|One of the creepier photos, though these two do not seem to appear in the story.|
Our hero is Jacob Portman, a young suburban rich kid who idolizes his grandfather who showed him photographs and told him stories of the wonderful children in them, and the place they are from. Most of the family thinks the old man is either nuts, or the stories are his way of dealing with the trauma of being a Slav in late 1930s Poland. Either way, Jacob eventually disbelieves the stories which leads to the tarnishing of the image he has of grandpa. After his grandfather dies, theoretically from an animal attack during a psychotic episode, Jacob is sent to a psychiatrist to help deal with the problems. Eventually this leads him to the island his grandfather told the stories about, and to the beginning of the real story.
I must say, this was an extremely enjoyable book. I finished it in several days, which for me is the typical duration of a comic book (I am a slow reader). The story is fast moving and coherent. The pictures are included at appropriate points, and with appropriate breaks so that you do not need to find where to stop reading to view it. There are several characters which are well developed, and several that are secondary but developed sufficiently to give them character when they appear, but not creating a ton of less-than meaningful text.
Now, while the protagonists are predominantly teenagers, it is not exactly a young-adult book. The language gets a tad salty, if I may use so archaic a term. It is not sexually charged, and not entirely inappropriate for teens, but it is also not a youth book that adults could enjoy as much as it is an adult book that could be enjoyed by teens, like Catcher in the Rye or Treasure Island.

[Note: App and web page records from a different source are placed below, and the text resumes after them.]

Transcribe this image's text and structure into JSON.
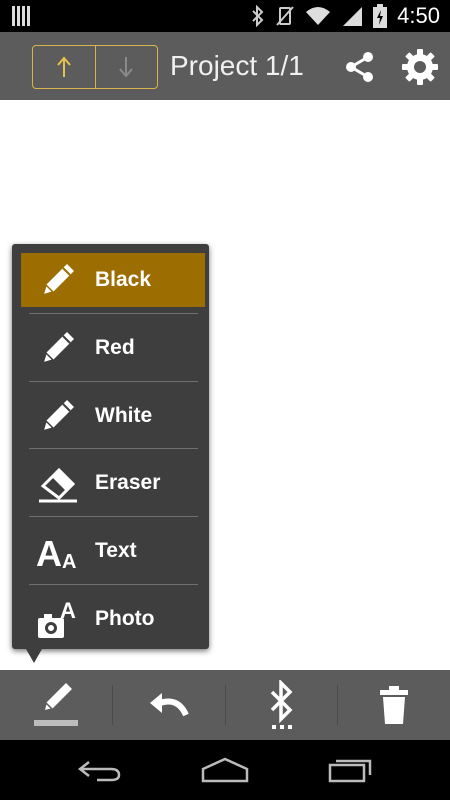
{
  "status_bar": {
    "time": "4:50",
    "icons": [
      "notification-icon",
      "bluetooth-icon",
      "vibrate-off-icon",
      "wifi-icon",
      "signal-icon",
      "battery-charging-icon"
    ]
  },
  "app_bar": {
    "title": "Project 1/1",
    "up_icon": "arrow-up-icon",
    "down_icon": "arrow-down-icon",
    "share_icon": "share-icon",
    "settings_icon": "gear-icon",
    "accent_color": "#d8b54a"
  },
  "tool_menu": {
    "selected_color": "#9c6d00",
    "items": [
      {
        "label": "Black",
        "icon": "pencil-icon",
        "selected": true
      },
      {
        "label": "Red",
        "icon": "pencil-icon",
        "selected": false
      },
      {
        "label": "White",
        "icon": "pencil-icon",
        "selected": false
      },
      {
        "label": "Eraser",
        "icon": "eraser-icon",
        "selected": false
      },
      {
        "label": "Text",
        "icon": "text-icon",
        "selected": false
      },
      {
        "label": "Photo",
        "icon": "photo-text-icon",
        "selected": false
      }
    ]
  },
  "bottom_toolbar": {
    "buttons": [
      "pen-icon",
      "undo-icon",
      "bluetooth-icon",
      "trash-icon"
    ]
  },
  "system_nav": {
    "buttons": [
      "back-icon",
      "home-icon",
      "recents-icon"
    ]
  }
}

If you like a bit of fantasy and a bit of horror it is well worth your time.